We do realize it's all Corinne Mucha and all Get Over It! all over all the time these days, but we just had to share our joy over this latest rave from Joseph Erbentraut at the Huffington Post! Yes, that Huffington Post. Complete with an actual excerpt, Joseph gives a brief rundown of the rules regarding breakup recovery times, citing scientific studies and How I Met Your Mother, no less. We're not entirely sold on the sciences here, mostly because the science of love seems to make everyone feel bad for being insane. Let's face it, love is not just blind, but very stupid. As for HIMYM, we're playing catch up with that one, but their rule seems to fit pretty well. However, if you want the real, straight up survival guide to heartbreak, look no further than our Ms. Mucha. SHE KNOWS. Thanks, Joseph and HuffPo! Have a look at the link below.
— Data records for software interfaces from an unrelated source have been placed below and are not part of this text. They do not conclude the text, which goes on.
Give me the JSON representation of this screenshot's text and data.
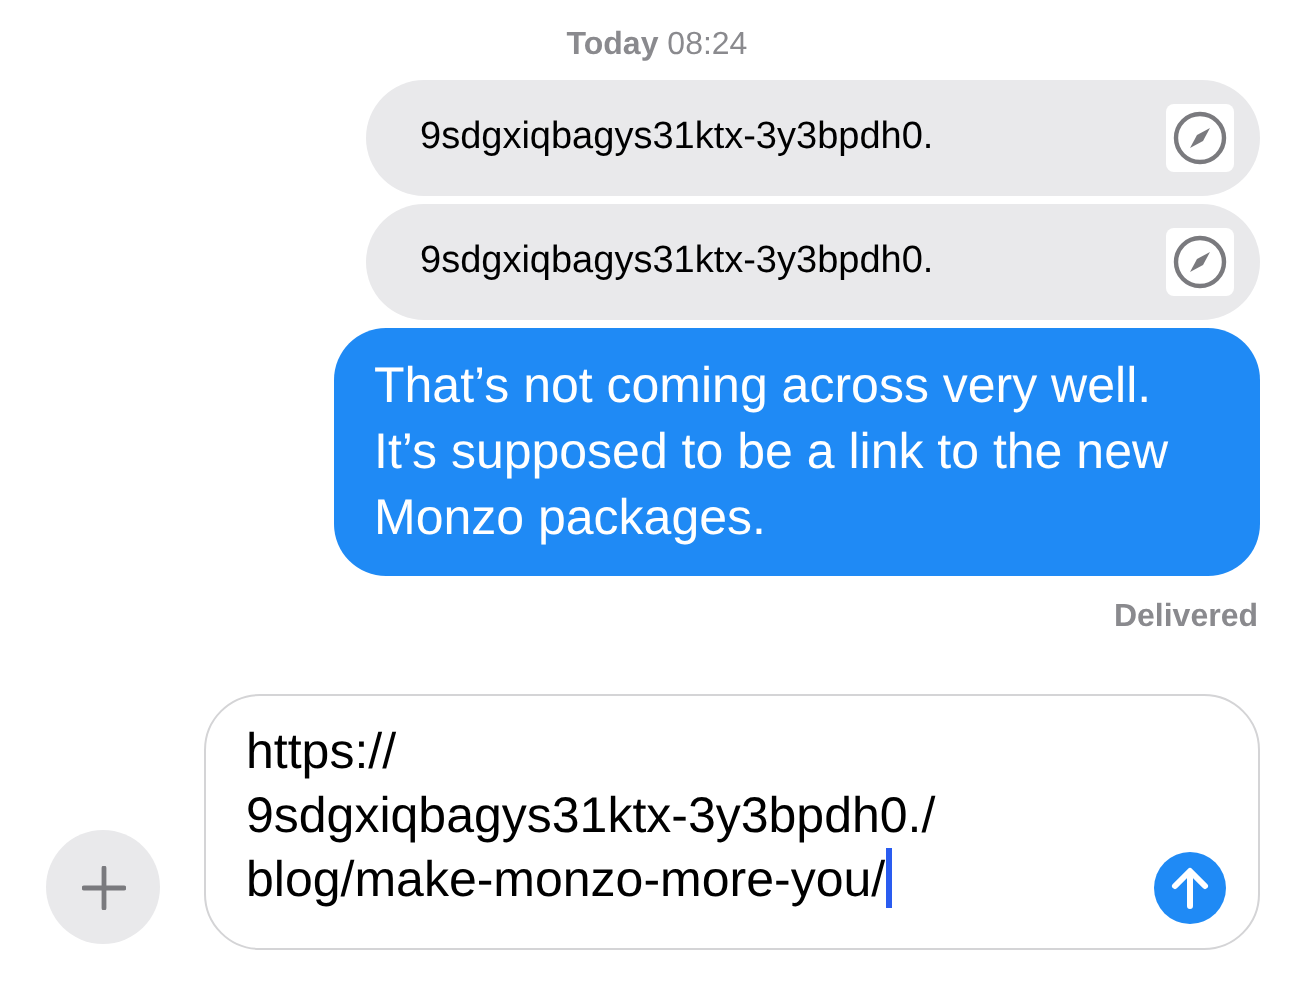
{
  "timestamp": "**Today** 08:24",
  "messages": [
    {
      "kind": "link",
      "text": "9sdgxiqbagys31ktx-3y3bpdh0."
    },
    {
      "kind": "link",
      "text": "9sdgxiqbagys31ktx-3y3bpdh0."
    },
    {
      "kind": "text",
      "text": "That’s not coming across very well. It’s supposed to be a link to the new Monzo packages."
    }
  ],
  "status": "Delivered",
  "compose": {
    "value": "https://\n9sdgxiqbagys31ktx-3y3bpdh0./\nblog/make-monzo-more-you/",
    "caret": true
  }
}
Hooo boy... WELL. Corinne Mucha is not shy with the Philadelphia Inquirer, it seems. Tirdad Derakhshani, talking about Corinne's new book, Get Over It!, asks the ever important question when it comes to autobiocomics: did that REALLY happen? And, to quote Corinne, "I didn't add or make up anything." Really, one would hope that in the making of comics, the finest medium there is, about one's actual life, that the cartoonist behind them would be brutally honest. Get Over It! is surely that. Let's face it, heartbreak is ugly as love is beautiful. And who the hell would be able to identify with a clean breakup? Does that even happen? Our favorite part of this Inquirer inquiry is the origin story that sneaks its way in. No, Corinne wasn't super into Wolverine as a kid. She wanted to be a REAL artist. The comics all started by accident, it seems, in Rome. Like Rome, Italy. Also, speaking of the other half of the (not in) love story of Get Over It! you can get That Guy's reaction to the book here, too. In other words, you pretty much have to read this.
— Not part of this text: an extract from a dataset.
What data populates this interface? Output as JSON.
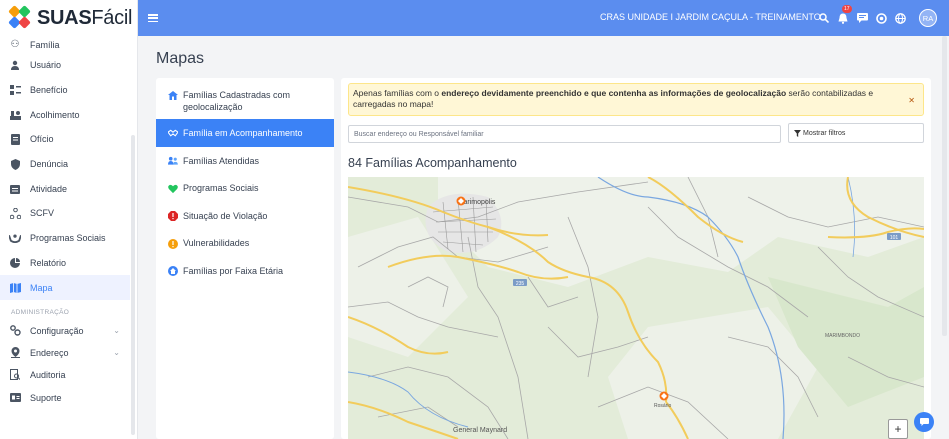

ICYMI, as the kids say, here at last (after some more technical difficulties - and, yes, between this and our Friday night love-in at Bergen Street Comics being rained out, we are having technical difficulties galore) is Tom Spurgeon, aka the Comics Reporter, doing his Sunday Interview thing with Mike Dawson. As we can attest, these interviews are a lot of work, and require a ton of thought, so count yourself lucky that Mike is a thoughtful guy. There's plenty of shoptalk here, lots of stuff on process and the like. Angie Bongiolatti, Mike's latest graphic novel from us, was a long time in coming. There are plenty of ideas in this book, though, in a sense, it's about one thing and a certain time and place and age in post-9/11 New York. There was a lot of experimentation involved in finding a style that would both corral and express the ideas and move the narrative along, too. After all this, there was a lightning quick turnaround, with Mike finishing the book in January and us getting books printed by April. Angie Bongiolatti is catching up with its audience about now. Meanwhile, Mike has been all over the place, on tumblr, on Slate, on TCJ Talkies, and Tom has Mike talking about the future quite a bit, too. If you like Big Questions for cartoonists, this is a good place to be. As for Angie Bongiolatti, well, ask Mike says, " I think people just sort of have to read it." So go read it!